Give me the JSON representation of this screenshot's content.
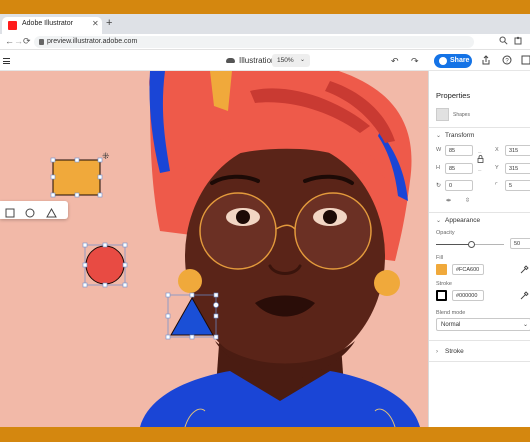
{
  "browser": {
    "tab_title": "Adobe Illustrator",
    "tab_close": "✕",
    "new_tab": "+",
    "back": "←",
    "forward": "→",
    "reload": "⟳",
    "url": "preview.illustrator.adobe.com"
  },
  "header": {
    "document_name": "Illustration",
    "zoom": "150%",
    "share_label": "Share"
  },
  "panel": {
    "title": "Properties",
    "selection_label": "Shapes",
    "sections": {
      "transform": "Transform",
      "appearance": "Appearance",
      "stroke": "Stroke"
    },
    "transform": {
      "w_label": "W",
      "w": "85",
      "x_label": "X",
      "x": "315",
      "h_label": "H",
      "h": "85",
      "y_label": "Y",
      "y": "315",
      "rotate": "0",
      "corner": "5"
    },
    "appearance": {
      "opacity_label": "Opacity",
      "opacity": "50",
      "opacity_fraction": 0.5,
      "fill_label": "Fill",
      "fill_hex": "#FCA600",
      "fill_color": "#f0a93b",
      "stroke_label": "Stroke",
      "stroke_hex": "#000000",
      "stroke_color": "#000000",
      "blend_label": "Blend mode",
      "blend_value": "Normal"
    }
  },
  "colors": {
    "canvas_bg": "#f2b9a8",
    "accent": "#1473e6",
    "square_fill": "#f0a93b",
    "circle_fill": "#e84b43",
    "triangle_fill": "#1a4fd6",
    "skin": "#5a2418",
    "headwrap": "#ee5a4a",
    "shirt": "#1a45d6",
    "glasses": "#e39a3c",
    "earring": "#f0a93b"
  }
}
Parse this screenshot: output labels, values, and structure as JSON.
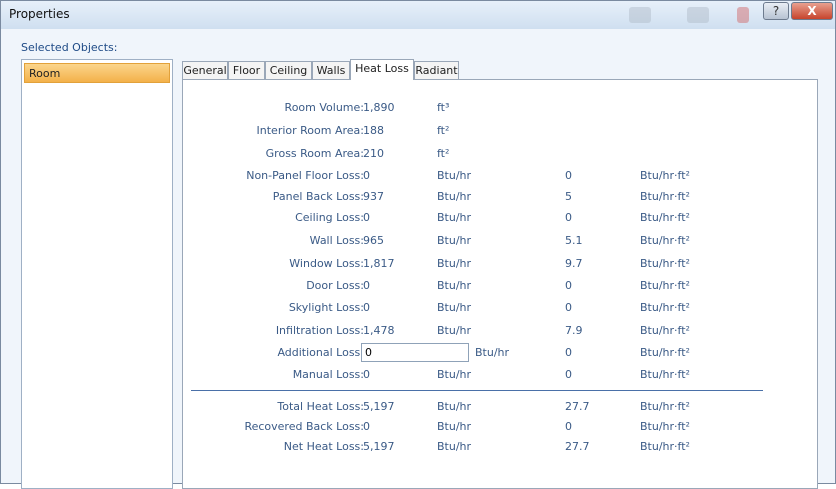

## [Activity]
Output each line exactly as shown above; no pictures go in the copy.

## [Solution for this task]
Give me the JSON representation of this screenshot's content.
{
  "browser": {
    "tab_title": "Adobe Illustrator",
    "tab_close": "✕",
    "new_tab": "+",
    "back": "←",
    "forward": "→",
    "reload": "⟳",
    "url": "preview.illustrator.adobe.com"
  },
  "header": {
    "document_name": "Illustration",
    "zoom": "150%",
    "share_label": "Share"
  },
  "panel": {
    "title": "Properties",
    "selection_label": "Shapes",
    "sections": {
      "transform": "Transform",
      "appearance": "Appearance",
      "stroke": "Stroke"
    },
    "transform": {
      "w_label": "W",
      "w": "85",
      "x_label": "X",
      "x": "315",
      "h_label": "H",
      "h": "85",
      "y_label": "Y",
      "y": "315",
      "rotate": "0",
      "corner": "5"
    },
    "appearance": {
      "opacity_label": "Opacity",
      "opacity": "50",
      "opacity_fraction": 0.5,
      "fill_label": "Fill",
      "fill_hex": "#FCA600",
      "fill_color": "#f0a93b",
      "stroke_label": "Stroke",
      "stroke_hex": "#000000",
      "stroke_color": "#000000",
      "blend_label": "Blend mode",
      "blend_value": "Normal"
    }
  },
  "colors": {
    "canvas_bg": "#f2b9a8",
    "accent": "#1473e6",
    "square_fill": "#f0a93b",
    "circle_fill": "#e84b43",
    "triangle_fill": "#1a4fd6",
    "skin": "#5a2418",
    "headwrap": "#ee5a4a",
    "shirt": "#1a45d6",
    "glasses": "#e39a3c",
    "earring": "#f0a93b"
  }
}
Parse this screenshot: output labels, values, and structure as JSON.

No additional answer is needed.